- **GIVEN RECORDS**:

::::::::

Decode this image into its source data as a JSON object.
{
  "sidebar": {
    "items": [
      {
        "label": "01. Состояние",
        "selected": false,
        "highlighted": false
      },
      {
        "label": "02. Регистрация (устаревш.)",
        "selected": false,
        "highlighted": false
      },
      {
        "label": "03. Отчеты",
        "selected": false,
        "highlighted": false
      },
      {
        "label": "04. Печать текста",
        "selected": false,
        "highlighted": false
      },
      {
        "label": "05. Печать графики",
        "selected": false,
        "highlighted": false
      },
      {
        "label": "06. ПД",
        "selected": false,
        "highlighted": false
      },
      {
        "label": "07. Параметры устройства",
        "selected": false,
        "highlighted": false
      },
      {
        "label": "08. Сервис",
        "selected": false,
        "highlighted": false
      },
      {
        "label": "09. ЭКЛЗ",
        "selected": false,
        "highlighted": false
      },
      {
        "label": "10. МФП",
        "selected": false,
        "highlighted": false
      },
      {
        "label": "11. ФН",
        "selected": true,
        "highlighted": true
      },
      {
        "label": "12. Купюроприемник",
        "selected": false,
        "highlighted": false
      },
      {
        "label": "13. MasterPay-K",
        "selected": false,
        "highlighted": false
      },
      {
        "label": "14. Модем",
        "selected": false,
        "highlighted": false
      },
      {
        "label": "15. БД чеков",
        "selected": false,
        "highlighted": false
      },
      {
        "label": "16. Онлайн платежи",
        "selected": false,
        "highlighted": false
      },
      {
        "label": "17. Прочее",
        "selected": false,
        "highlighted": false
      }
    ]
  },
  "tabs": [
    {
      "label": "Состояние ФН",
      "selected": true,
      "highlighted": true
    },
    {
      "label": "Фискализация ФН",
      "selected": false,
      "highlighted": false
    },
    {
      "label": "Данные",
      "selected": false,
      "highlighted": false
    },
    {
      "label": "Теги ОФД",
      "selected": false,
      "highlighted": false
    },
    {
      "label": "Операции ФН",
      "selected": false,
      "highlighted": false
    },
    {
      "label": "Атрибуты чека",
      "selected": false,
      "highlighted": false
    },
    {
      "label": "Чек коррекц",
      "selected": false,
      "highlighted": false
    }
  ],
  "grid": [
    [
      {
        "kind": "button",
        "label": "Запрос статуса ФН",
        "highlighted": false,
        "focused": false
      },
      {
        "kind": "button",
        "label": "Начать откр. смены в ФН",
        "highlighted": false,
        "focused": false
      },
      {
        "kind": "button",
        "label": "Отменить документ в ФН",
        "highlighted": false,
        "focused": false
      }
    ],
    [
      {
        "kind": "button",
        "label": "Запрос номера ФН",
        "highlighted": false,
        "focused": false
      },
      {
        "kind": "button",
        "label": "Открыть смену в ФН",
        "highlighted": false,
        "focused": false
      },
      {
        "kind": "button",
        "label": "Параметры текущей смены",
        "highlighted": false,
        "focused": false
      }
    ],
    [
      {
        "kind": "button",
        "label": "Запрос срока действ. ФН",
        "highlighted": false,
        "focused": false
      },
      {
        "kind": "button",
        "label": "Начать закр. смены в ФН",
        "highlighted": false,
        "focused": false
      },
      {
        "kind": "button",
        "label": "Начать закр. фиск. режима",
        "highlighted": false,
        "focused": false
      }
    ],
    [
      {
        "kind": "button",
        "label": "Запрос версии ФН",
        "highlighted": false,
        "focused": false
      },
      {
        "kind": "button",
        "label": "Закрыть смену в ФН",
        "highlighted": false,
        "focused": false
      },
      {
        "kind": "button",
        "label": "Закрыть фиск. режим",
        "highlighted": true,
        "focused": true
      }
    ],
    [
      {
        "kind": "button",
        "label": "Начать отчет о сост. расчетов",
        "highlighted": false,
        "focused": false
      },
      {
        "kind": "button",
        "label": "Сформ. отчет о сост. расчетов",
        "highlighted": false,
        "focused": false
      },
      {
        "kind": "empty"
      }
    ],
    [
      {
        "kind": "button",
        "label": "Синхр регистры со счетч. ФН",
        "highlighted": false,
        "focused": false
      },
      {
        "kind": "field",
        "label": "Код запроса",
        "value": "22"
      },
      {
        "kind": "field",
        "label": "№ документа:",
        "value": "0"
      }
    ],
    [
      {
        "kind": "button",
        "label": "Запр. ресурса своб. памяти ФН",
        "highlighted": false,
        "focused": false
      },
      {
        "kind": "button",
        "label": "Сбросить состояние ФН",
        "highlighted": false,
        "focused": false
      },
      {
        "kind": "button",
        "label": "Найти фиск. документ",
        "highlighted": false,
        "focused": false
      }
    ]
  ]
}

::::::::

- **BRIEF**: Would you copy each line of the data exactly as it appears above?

- **WRITTEN ANSWER**:
Decode this image into its source data as a JSON object.
{
  "sidebar": {
    "items": [
      {
        "label": "01. Состояние",
        "selected": false,
        "highlighted": false
      },
      {
        "label": "02. Регистрация (устаревш.)",
        "selected": false,
        "highlighted": false
      },
      {
        "label": "03. Отчеты",
        "selected": false,
        "highlighted": false
      },
      {
        "label": "04. Печать текста",
        "selected": false,
        "highlighted": false
      },
      {
        "label": "05. Печать графики",
        "selected": false,
        "highlighted": false
      },
      {
        "label": "06. ПД",
        "selected": false,
        "highlighted": false
      },
      {
        "label": "07. Параметры устройства",
        "selected": false,
        "highlighted": false
      },
      {
        "label": "08. Сервис",
        "selected": false,
        "highlighted": false
      },
      {
        "label": "09. ЭКЛЗ",
        "selected": false,
        "highlighted": false
      },
      {
        "label": "10. МФП",
        "selected": false,
        "highlighted": false
      },
      {
        "label": "11. ФН",
        "selected": true,
        "highlighted": true
      },
      {
        "label": "12. Купюроприемник",
        "selected": false,
        "highlighted": false
      },
      {
        "label": "13. MasterPay-K",
        "selected": false,
        "highlighted": false
      },
      {
        "label": "14. Модем",
        "selected": false,
        "highlighted": false
      },
      {
        "label": "15. БД чеков",
        "selected": false,
        "highlighted": false
      },
      {
        "label": "16. Онлайн платежи",
        "selected": false,
        "highlighted": false
      },
      {
        "label": "17. Прочее",
        "selected": false,
        "highlighted": false
      }
    ]
  },
  "tabs": [
    {
      "label": "Состояние ФН",
      "selected": true,
      "highlighted": true
    },
    {
      "label": "Фискализация ФН",
      "selected": false,
      "highlighted": false
    },
    {
      "label": "Данные",
      "selected": false,
      "highlighted": false
    },
    {
      "label": "Теги ОФД",
      "selected": false,
      "highlighted": false
    },
    {
      "label": "Операции ФН",
      "selected": false,
      "highlighted": false
    },
    {
      "label": "Атрибуты чека",
      "selected": false,
      "highlighted": false
    },
    {
      "label": "Чек коррекц",
      "selected": false,
      "highlighted": false
    }
  ],
  "grid": [
    [
      {
        "kind": "button",
        "label": "Запрос статуса ФН",
        "highlighted": false,
        "focused": false
      },
      {
        "kind": "button",
        "label": "Начать откр. смены в ФН",
        "highlighted": false,
        "focused": false
      },
      {
        "kind": "button",
        "label": "Отменить документ в ФН",
        "highlighted": false,
        "focused": false
      }
    ],
    [
      {
        "kind": "button",
        "label": "Запрос номера ФН",
        "highlighted": false,
        "focused": false
      },
      {
        "kind": "button",
        "label": "Открыть смену в ФН",
        "highlighted": false,
        "focused": false
      },
      {
        "kind": "button",
        "label": "Параметры текущей смены",
        "highlighted": false,
        "focused": false
      }
    ],
    [
      {
        "kind": "button",
        "label": "Запрос срока действ. ФН",
        "highlighted": false,
        "focused": false
      },
      {
        "kind": "button",
        "label": "Начать закр. смены в ФН",
        "highlighted": false,
        "focused": false
      },
      {
        "kind": "button",
        "label": "Начать закр. фиск. режима",
        "highlighted": false,
        "focused": false
      }
    ],
    [
      {
        "kind": "button",
        "label": "Запрос версии ФН",
        "highlighted": false,
        "focused": false
      },
      {
        "kind": "button",
        "label": "Закрыть смену в ФН",
        "highlighted": false,
        "focused": false
      },
      {
        "kind": "button",
        "label": "Закрыть фиск. режим",
        "highlighted": true,
        "focused": true
      }
    ],
    [
      {
        "kind": "button",
        "label": "Начать отчет о сост. расчетов",
        "highlighted": false,
        "focused": false
      },
      {
        "kind": "button",
        "label": "Сформ. отчет о сост. расчетов",
        "highlighted": false,
        "focused": false
      },
      {
        "kind": "empty"
      }
    ],
    [
      {
        "kind": "button",
        "label": "Синхр регистры со счетч. ФН",
        "highlighted": false,
        "focused": false
      },
      {
        "kind": "field",
        "label": "Код запроса",
        "value": "22"
      },
      {
        "kind": "field",
        "label": "№ документа:",
        "value": "0"
      }
    ],
    [
      {
        "kind": "button",
        "label": "Запр. ресурса своб. памяти ФН",
        "highlighted": false,
        "focused": false
      },
      {
        "kind": "button",
        "label": "Сбросить состояние ФН",
        "highlighted": false,
        "focused": false
      },
      {
        "kind": "button",
        "label": "Найти фиск. документ",
        "highlighted": false,
        "focused": false
      }
    ]
  ]
}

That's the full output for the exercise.